1. Prepare the workspace to dip dye

Before beginning, it’s important to set up your workspace so that you don’t splash dye on anything that might stain. I removed the items on the countertop and covered it with a plastic trash bag. I also set a roll of paper towels nearby, just in case.

It’s optional, but I hung a curtain rod across the cabinet knobs so that when I got tired of holding my arms up, I could use it to hang the tunic hanger. This was particularly handy when I was rinsing.

kitchen sink with countertop covered with trash bag and dyeing supplies

2. Make dye bath in the sink

Fill the sink with about 3 gallons of water. You can either run the tap or heat a kettle to boiling. The water needs to be around 140 degrees according to the Rit Dye bottle, so I did a combination of both.

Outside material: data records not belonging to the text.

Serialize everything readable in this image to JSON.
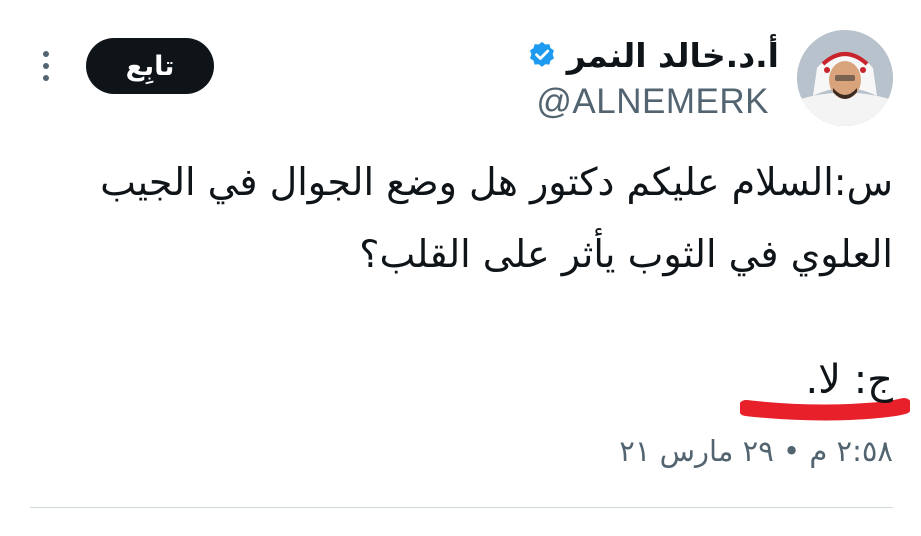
{
  "author": {
    "display_name": "أ.د.خالد النمر",
    "handle": "@ALNEMERK",
    "verified": true,
    "verified_icon": "verified-badge-icon"
  },
  "actions": {
    "follow_label": "تابِع",
    "more_icon": "more-vertical-icon"
  },
  "tweet": {
    "lines": [
      "س:السلام عليكم دكتور هل وضع الجوال في الجيب",
      "العلوي في الثوب يأثر على القلب؟"
    ],
    "answer": "ج: لا.",
    "timestamp": "٢:٥٨ م • ٢٩ مارس ٢١"
  },
  "colors": {
    "text": "#0f1419",
    "secondary": "#536471",
    "verified_blue": "#1d9bf0",
    "follow_bg": "#0f1419",
    "highlight_red": "#e8202a",
    "divider": "#cfd9de"
  }
}
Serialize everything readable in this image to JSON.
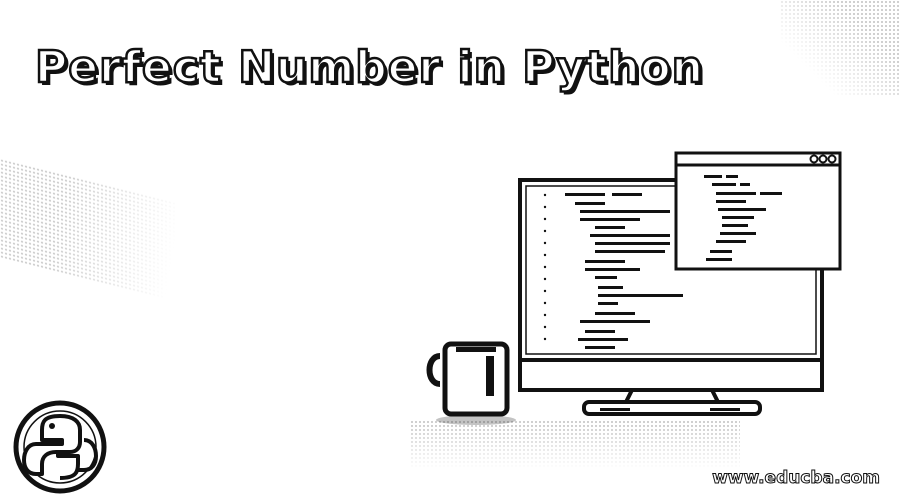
{
  "banner": {
    "title": "Perfect Number in Python",
    "website": "www.educba.com"
  },
  "icons": {
    "logo": "python-logo-icon",
    "monitor": "monitor-icon",
    "code_window": "code-window-icon",
    "mug": "coffee-mug-icon"
  },
  "colors": {
    "background": "#ffffff",
    "ink": "#111111",
    "dots": "#9a9a9a"
  }
}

Add the 1 cup of salt and half the bottle of dye. Stir with a stainless steel spoon to combine.

stainless steel sink with green dye bath

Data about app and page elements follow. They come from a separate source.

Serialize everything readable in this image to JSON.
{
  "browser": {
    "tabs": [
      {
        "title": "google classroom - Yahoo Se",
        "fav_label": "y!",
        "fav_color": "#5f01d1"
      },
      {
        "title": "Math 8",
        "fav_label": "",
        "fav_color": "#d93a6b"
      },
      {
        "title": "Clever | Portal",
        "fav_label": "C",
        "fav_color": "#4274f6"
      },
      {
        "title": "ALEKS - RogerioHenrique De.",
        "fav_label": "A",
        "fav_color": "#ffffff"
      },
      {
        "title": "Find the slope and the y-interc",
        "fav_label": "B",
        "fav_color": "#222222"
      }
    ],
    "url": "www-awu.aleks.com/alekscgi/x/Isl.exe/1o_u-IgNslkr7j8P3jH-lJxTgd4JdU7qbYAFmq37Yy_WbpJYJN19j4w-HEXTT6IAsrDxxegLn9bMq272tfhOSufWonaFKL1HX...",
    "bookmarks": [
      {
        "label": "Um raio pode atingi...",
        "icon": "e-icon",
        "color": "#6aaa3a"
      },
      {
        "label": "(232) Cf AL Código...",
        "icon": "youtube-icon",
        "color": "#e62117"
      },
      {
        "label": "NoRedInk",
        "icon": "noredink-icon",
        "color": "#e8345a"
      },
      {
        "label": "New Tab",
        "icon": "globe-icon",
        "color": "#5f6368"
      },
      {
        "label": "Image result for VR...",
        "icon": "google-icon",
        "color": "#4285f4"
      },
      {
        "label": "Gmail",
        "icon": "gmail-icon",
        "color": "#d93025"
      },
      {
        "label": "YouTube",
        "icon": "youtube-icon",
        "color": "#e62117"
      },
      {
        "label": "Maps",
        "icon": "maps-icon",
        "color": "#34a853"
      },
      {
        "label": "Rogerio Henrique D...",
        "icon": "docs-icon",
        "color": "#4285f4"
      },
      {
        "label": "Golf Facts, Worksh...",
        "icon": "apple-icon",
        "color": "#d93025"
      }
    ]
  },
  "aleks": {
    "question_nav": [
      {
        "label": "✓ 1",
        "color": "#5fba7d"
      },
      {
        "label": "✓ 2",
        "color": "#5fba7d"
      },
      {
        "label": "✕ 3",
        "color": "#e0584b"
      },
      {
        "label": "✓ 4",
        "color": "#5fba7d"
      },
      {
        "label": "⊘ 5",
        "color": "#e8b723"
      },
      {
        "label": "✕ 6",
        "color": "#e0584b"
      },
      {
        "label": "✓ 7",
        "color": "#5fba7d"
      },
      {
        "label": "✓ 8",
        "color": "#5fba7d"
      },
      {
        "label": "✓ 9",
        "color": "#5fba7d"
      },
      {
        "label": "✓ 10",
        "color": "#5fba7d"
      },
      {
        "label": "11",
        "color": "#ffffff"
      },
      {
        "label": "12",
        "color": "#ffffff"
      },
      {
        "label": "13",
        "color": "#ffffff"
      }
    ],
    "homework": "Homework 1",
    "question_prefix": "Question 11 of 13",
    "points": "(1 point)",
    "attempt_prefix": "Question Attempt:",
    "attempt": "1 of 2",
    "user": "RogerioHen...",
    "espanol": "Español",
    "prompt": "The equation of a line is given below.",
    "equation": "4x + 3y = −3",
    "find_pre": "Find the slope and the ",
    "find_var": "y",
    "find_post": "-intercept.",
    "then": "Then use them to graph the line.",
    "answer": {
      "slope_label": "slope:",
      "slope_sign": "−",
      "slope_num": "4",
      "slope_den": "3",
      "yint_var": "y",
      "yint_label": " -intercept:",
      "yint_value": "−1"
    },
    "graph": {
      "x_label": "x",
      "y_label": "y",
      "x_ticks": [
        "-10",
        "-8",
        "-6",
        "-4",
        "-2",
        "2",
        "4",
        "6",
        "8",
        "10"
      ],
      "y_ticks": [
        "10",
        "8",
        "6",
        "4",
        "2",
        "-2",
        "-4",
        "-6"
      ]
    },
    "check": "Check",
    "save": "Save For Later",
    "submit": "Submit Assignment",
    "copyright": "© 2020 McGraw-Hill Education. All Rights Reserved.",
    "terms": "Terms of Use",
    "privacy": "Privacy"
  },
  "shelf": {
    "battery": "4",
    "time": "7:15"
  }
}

3. Dye the tunic in the water bath

Get the tunic completely wet by running it under the faucet on the empty side of the sink. Hang the tunic on the plastic hanger and lower it into the dye bath, leaving the desired amount out of the dye.

For the lightest section, I dipped it in and pulled it right back up about three inches. Every three minutes, I pulled it up another three inches to create the ombre effect. This took about 30 minutes from beginning to end.

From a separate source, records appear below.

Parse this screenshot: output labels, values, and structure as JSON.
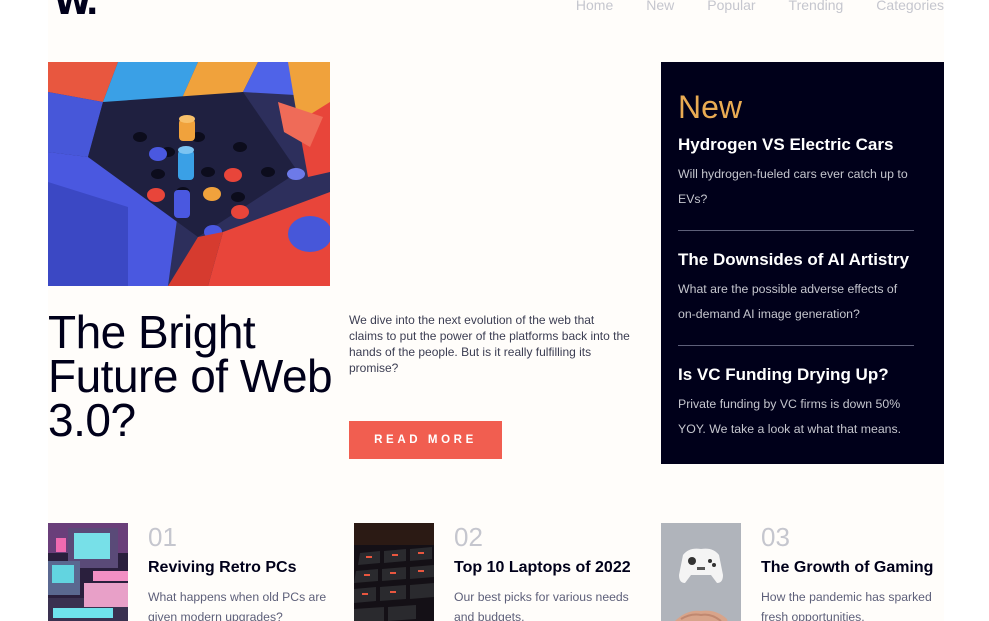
{
  "header": {
    "logo": "W.",
    "nav": [
      "Home",
      "New",
      "Popular",
      "Trending",
      "Categories"
    ]
  },
  "hero": {
    "title": "The Bright Future of Web 3.0?",
    "description": "We dive into the next evolution of the web that claims to put the power of the platforms back into the hands of the people. But is it really fulfilling its promise?",
    "button": "READ MORE"
  },
  "new_panel": {
    "heading": "New",
    "items": [
      {
        "title": "Hydrogen VS Electric Cars",
        "text": "Will hydrogen-fueled cars ever catch up to EVs?"
      },
      {
        "title": "The Downsides of AI Artistry",
        "text": "What are the possible adverse effects of on-demand AI image generation?"
      },
      {
        "title": "Is VC Funding Drying Up?",
        "text": "Private funding by VC firms is down 50% YOY. We take a look at what that means."
      }
    ]
  },
  "articles": [
    {
      "number": "01",
      "title": "Reviving Retro PCs",
      "text": "What happens when old PCs are given modern upgrades?"
    },
    {
      "number": "02",
      "title": "Top 10 Laptops of 2022",
      "text": "Our best picks for various needs and budgets."
    },
    {
      "number": "03",
      "title": "The Growth of Gaming",
      "text": "How the pandemic has sparked fresh opportunities."
    }
  ],
  "colors": {
    "accent_orange": "#e9ab53",
    "button_red": "#f15e50",
    "dark_navy": "#00001a",
    "off_white": "#fffdfa"
  }
}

When my arms got tired, I switched hands, and once it was high enough up to hang on the curtain rod, I gave my arms a break.

photo collage of a white tunic being dipped in green dye bath and becoming increasingly darker

4. Rinse and dry the tunic

Once you’re completely happy with the dip dye, move the tunic to the empty side of the sink and run it under cold water. Thoroughly rinse every section until the water runs clear.

Hang the tunic up to dry over the sink until it isn’t dripping, then put it in the dryer to tumble dry.

rinsing the green tunic in the empty right side of a kitchen sink

For aftercare, it’s better to hand-wash your dyed clothing to prevent the colors from staining other clothes. There is also an optional Color Fixative that keeps dyed clothes from fading.

woman wearing a green tunic over a brown camisole and blue jeans

Dip dying tips

  • There’s a Rit Dye for natural fibers (cotton, wool, silk) and another one for synthetics. Make sure you grab the right bottle.
  • Use clothes and other fabrics that are lighter in color. Dark clothes need to be treated with Color Remover before dying.
  • The dyed fabric will look darker while it’s wet and lighter when it dries.
  • Use half a bottle per pound of fabric. You can get a few items in a single bath.
  • Use stainless steel supplies, like the kitchen sink or a metal bowl and spoon. You can also use a plastic tub or container that you don’t mind staining and don’t plan to use for food.
  • Have fun with it! Rit Dye comes in dozens of colors and you can combine colors to create your own custom shade.
closeup of the dip dye tunic shoulder strap that fades from the original off-white to light green and then dark green
closeup of green tunic fringe against dark blue denim pants after the dip dye

What’s Next? 

If you enjoyed this dip dye tunic tutorial then you’ll enjoy these other DIY tutorials for your wardrobe.

DIY Paper Earrings

DIY Paper Earrings by Keri Houchin

Chunky Crochet Scarf Tutorial

Chunky Crochet Scarf Tutorial by Keri Houchin

DIY Star Wars Rebel Bleach Tee

DIY Star Wars Rebel Bleach Tee

Love the ideas you see here on Ideas for the Home by Kenarry®? Subscribe today to get our weekly Ideas in Your Inbox newsletter plus other exclusive gifts and offers — all for FREE!

You may also enjoy these hand-dyed craft ideas on Ideas for the Home by Kenarry® –

Similar Posts

Leave a Reply

Your email address will not be published.